i used to read tons, devouring one book after another at times. sometimes taking a break in between. before i had kids. now i rarely find the time to read. when i hit the library i get a nice big stack of books that look so good and then i find that i don't have the time to finish them. usually when i do it's the middle of the night after the children and the man have gone to bed. i stay up horribly late, 2 or 3am some nights, partly because I'm enjoying the story and partly because i know i wont be able to pick it up again for a while.
and in the meantime my daughters, especially the oldest who is now 12, devour their books. reading one after another, (including most of the books that i picked up from the library that i haven't gotten to) thick books being finished in a day or two. some times i'm a little jealous.
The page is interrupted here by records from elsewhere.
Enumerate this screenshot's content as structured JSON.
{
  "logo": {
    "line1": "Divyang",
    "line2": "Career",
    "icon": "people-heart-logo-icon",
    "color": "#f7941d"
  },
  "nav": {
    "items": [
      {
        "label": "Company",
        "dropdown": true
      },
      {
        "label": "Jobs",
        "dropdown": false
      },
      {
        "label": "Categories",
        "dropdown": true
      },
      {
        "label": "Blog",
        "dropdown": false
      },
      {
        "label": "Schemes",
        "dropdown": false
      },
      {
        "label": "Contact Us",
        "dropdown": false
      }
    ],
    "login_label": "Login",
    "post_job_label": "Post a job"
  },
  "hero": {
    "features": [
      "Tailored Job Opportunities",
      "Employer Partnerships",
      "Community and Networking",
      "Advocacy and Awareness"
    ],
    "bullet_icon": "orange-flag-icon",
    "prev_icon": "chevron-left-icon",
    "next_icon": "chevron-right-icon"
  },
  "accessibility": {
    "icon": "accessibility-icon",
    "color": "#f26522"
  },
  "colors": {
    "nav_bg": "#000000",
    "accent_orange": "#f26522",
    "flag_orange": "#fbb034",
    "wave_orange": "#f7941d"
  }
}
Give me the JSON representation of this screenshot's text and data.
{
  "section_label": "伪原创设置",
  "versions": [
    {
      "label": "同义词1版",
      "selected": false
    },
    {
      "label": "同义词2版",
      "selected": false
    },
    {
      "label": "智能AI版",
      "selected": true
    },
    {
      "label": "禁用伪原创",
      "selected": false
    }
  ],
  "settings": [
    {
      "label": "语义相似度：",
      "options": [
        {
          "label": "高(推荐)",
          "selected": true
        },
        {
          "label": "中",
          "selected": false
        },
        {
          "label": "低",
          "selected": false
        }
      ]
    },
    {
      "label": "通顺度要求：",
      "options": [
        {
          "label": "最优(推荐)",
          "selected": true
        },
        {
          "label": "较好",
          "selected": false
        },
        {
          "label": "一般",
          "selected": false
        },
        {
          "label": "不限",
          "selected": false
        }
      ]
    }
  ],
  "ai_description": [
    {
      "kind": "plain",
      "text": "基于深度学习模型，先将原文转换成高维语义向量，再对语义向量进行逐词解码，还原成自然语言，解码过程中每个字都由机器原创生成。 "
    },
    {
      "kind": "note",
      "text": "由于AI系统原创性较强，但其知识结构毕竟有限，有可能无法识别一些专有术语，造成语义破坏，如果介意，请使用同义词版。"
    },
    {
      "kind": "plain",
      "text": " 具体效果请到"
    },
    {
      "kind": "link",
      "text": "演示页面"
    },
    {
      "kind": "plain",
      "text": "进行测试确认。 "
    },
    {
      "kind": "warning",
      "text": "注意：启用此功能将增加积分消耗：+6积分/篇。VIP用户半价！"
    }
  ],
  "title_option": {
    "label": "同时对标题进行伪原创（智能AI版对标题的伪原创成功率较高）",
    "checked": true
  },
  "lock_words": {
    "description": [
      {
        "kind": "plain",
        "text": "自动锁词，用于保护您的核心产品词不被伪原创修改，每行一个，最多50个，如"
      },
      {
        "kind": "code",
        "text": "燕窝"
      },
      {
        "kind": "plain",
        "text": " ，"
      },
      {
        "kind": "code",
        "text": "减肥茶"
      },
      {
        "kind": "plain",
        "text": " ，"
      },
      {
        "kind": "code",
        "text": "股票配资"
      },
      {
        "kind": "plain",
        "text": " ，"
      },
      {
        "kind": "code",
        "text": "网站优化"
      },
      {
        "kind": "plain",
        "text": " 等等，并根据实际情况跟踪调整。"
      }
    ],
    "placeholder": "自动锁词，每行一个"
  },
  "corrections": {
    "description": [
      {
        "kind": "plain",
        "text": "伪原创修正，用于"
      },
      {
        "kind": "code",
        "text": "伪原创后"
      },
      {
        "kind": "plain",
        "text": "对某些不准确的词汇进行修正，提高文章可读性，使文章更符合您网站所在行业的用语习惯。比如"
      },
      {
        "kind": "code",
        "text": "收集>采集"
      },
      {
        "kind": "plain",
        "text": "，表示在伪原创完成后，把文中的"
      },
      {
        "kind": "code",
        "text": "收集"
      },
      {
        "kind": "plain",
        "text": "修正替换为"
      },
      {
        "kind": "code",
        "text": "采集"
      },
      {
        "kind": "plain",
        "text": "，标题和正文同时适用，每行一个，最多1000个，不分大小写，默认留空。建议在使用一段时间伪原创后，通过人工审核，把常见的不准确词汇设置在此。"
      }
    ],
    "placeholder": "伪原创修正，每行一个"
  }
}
i generally stay in the youth and young adults (although, unfortunately, sometimes even these are iffy. do 13yr olds really need to read about having sex?) book section only rarely venturing to the 'adult' section. i don't like smut books, i don't want to read horrible, graphic details about some tragic event or some crazed weirdo, and i don't want to expose myself to an excess of vile language because the characters (or author) couldn't come up with more intelligent words. (as mike wazowski says 'if you're going to insult me, do it properly' or something like that.) (if you're interested, you can find some really great insults on the Elizabethan insults page. classic stuff)
but as for all time favorites, we have a few. there's the old and modern classics like peter pan, ann of green gables, enders game, and ruby hollar.
for younger children i love the gossie book by olivier dunrea . the text is pretty simple but i just love the artwork. soft painted water colors and bright little sketches.
i also love the books by peter h. reynolds, especially 'the dot' and 'ish'.
again, the paintings are simple but beautiful (and i love how he uses tea for one of his mediums!) and the stories are essential for anyone who wants to teach art to children (or even adults). never say 'i cant make art' or 'i cant draw' because anyone can draw anything and it is all art.
(even if it's only art-ish) i also used these books to remind the children that art is in the eye of the beholder, so just because they wouldn't have done it that way, or they don't think it's a good job, doesn't give them the right to insult each other or their own work for that matter. 'ish' is good enough, just look at Picasso.
and lastly i have my small but expanding collection of 'alice in wonderland' books. there's the color book, the annotated book, the old book, the sticker book, and 2 awesome pop ups.
in fact i had to replace one of them because the kids played with too much and it didn't want to pop anymore.
Mimus' by Lilli Thal, one of the few that i actually got to read before she took it from me. it is a tale of adventure and betrayal, of understanding peoples and understanding yourself, and of jesters.